What the task requires | In how many lines of the listing does the word "dart" appear? Reply with the number only.

○ ○ ○ ○

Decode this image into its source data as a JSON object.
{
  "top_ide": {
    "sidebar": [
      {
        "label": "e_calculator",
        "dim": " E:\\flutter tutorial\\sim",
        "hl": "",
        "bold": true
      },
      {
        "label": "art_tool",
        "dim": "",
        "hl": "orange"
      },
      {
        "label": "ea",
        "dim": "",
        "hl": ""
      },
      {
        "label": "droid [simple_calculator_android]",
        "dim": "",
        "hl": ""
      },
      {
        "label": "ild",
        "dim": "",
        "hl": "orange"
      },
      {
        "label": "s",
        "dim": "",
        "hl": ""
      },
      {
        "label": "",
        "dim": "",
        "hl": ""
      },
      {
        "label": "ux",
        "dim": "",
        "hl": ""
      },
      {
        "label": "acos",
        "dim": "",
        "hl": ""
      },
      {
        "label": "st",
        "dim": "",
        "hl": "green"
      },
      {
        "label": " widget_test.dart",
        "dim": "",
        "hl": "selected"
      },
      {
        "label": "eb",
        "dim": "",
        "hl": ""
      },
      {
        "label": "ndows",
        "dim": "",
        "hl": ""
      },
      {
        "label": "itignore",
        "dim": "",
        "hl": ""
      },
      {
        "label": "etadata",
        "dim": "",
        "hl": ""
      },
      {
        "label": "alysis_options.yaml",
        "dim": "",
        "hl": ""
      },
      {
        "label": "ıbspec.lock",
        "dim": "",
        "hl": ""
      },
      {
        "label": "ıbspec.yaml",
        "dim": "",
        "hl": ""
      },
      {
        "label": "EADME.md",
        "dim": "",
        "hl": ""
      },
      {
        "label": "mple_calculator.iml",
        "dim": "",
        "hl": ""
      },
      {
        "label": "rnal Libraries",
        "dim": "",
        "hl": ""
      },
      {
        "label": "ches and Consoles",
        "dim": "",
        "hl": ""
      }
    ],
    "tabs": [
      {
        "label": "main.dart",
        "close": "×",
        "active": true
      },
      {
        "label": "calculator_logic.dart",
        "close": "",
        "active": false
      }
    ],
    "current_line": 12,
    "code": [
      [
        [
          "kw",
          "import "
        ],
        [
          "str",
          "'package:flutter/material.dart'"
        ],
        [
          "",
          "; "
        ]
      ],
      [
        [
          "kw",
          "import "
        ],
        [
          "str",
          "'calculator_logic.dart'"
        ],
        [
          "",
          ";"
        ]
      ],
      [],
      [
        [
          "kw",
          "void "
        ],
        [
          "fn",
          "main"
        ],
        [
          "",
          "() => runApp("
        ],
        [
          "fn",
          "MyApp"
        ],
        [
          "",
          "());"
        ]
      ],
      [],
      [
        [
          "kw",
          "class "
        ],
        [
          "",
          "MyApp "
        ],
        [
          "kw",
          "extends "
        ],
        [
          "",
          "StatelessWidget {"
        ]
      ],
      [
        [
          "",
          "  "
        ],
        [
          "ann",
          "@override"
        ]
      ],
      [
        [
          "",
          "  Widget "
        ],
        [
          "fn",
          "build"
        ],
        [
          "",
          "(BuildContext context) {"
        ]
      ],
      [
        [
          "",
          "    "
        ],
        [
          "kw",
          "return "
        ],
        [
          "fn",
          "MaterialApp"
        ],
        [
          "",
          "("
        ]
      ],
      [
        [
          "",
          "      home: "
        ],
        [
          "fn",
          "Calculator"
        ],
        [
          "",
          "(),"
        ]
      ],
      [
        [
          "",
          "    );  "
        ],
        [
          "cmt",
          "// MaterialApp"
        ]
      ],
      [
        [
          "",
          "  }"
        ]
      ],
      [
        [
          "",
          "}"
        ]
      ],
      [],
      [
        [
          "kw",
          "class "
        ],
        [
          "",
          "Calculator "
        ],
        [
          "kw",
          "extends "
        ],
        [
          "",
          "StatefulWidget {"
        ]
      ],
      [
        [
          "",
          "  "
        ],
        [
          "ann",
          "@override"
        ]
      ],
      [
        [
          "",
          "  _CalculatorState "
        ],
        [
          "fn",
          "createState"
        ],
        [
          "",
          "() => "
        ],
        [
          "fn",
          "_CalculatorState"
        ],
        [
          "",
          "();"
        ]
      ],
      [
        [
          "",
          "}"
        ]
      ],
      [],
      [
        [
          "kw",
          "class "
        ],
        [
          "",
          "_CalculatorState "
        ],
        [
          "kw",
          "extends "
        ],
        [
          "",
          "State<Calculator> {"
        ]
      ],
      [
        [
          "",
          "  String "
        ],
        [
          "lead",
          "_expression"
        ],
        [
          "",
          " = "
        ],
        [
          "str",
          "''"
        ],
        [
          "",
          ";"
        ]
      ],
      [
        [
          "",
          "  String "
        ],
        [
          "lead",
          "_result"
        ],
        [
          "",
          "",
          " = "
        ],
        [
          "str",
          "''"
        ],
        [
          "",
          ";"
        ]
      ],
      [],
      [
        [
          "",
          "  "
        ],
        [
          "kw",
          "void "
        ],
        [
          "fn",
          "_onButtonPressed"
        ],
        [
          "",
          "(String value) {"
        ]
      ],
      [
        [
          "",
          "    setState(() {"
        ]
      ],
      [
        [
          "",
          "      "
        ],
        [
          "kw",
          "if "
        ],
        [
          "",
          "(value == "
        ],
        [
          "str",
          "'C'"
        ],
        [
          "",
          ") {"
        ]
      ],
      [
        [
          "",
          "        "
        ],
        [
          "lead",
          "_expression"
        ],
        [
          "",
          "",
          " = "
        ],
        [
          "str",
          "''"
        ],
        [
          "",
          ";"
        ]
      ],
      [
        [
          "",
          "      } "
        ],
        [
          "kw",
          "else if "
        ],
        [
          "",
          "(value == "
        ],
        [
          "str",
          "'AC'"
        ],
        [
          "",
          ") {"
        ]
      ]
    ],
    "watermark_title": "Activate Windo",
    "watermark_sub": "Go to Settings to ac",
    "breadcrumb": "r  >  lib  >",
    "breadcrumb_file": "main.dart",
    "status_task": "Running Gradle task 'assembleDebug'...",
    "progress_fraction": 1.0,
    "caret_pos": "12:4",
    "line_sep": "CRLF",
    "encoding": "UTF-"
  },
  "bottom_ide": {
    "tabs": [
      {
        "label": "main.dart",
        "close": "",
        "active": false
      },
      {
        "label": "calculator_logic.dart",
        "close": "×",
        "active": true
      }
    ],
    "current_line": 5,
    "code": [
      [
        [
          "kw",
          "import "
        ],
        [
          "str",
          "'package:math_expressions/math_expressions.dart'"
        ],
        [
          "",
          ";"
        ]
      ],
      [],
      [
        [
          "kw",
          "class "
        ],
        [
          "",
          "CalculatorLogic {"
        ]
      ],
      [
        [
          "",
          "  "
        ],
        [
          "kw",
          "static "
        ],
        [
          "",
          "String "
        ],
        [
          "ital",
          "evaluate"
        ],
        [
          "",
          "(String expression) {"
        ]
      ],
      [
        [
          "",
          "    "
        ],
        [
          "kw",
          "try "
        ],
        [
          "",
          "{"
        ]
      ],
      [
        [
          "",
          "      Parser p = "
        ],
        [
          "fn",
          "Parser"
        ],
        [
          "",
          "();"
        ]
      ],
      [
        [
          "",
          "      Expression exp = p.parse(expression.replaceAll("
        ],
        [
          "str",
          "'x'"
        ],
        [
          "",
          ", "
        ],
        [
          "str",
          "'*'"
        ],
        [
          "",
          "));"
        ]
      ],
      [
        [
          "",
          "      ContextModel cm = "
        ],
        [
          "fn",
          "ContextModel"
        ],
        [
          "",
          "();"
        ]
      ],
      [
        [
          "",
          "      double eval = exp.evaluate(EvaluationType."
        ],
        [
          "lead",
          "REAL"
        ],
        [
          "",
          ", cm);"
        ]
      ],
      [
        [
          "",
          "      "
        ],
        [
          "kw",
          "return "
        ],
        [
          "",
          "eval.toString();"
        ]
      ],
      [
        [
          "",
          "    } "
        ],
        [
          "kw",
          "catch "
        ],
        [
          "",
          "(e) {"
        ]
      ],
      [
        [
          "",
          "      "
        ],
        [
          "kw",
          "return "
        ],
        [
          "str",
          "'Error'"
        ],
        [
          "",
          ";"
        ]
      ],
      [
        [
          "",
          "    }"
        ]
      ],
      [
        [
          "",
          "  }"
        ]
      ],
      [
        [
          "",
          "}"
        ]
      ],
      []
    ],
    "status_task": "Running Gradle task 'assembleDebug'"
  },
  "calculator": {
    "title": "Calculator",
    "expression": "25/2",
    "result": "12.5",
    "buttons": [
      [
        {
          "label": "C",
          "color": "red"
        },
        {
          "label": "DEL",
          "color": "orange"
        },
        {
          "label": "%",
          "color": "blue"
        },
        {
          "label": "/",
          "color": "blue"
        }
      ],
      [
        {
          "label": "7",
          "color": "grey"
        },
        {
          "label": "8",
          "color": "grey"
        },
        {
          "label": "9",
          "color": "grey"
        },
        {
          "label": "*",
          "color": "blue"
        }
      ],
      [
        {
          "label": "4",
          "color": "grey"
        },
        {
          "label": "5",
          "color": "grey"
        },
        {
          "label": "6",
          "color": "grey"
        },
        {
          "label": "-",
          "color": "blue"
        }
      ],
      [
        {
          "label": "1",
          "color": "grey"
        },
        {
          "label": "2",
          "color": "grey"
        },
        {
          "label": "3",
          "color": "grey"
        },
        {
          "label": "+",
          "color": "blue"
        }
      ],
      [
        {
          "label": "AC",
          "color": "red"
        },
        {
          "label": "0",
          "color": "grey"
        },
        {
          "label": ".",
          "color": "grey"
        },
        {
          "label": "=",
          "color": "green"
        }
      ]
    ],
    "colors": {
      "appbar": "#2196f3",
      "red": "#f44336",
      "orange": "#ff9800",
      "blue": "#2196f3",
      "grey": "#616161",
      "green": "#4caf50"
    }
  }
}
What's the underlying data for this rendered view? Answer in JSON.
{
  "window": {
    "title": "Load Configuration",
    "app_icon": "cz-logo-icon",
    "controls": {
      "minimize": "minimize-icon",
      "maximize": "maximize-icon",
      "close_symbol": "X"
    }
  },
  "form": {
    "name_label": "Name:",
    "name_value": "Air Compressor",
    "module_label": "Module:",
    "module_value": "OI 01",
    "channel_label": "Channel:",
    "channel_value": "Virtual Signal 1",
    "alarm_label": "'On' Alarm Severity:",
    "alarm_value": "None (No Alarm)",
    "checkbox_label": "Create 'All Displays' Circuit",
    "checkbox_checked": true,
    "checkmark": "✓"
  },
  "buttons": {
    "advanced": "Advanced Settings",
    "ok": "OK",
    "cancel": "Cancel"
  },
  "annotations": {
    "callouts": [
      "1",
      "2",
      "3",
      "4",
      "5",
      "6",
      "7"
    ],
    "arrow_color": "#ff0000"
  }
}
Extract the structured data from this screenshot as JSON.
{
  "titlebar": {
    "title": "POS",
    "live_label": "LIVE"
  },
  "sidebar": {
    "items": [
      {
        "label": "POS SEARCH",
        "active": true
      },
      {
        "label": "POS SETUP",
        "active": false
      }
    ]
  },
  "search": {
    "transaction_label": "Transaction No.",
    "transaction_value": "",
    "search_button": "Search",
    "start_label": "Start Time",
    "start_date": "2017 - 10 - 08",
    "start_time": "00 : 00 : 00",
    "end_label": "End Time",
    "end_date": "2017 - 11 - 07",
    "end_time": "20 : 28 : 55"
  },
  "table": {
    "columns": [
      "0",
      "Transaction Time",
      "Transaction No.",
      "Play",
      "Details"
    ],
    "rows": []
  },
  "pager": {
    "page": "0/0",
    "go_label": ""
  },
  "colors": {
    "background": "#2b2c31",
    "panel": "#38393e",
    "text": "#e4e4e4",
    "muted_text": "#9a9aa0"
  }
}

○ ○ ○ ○

Result below | 9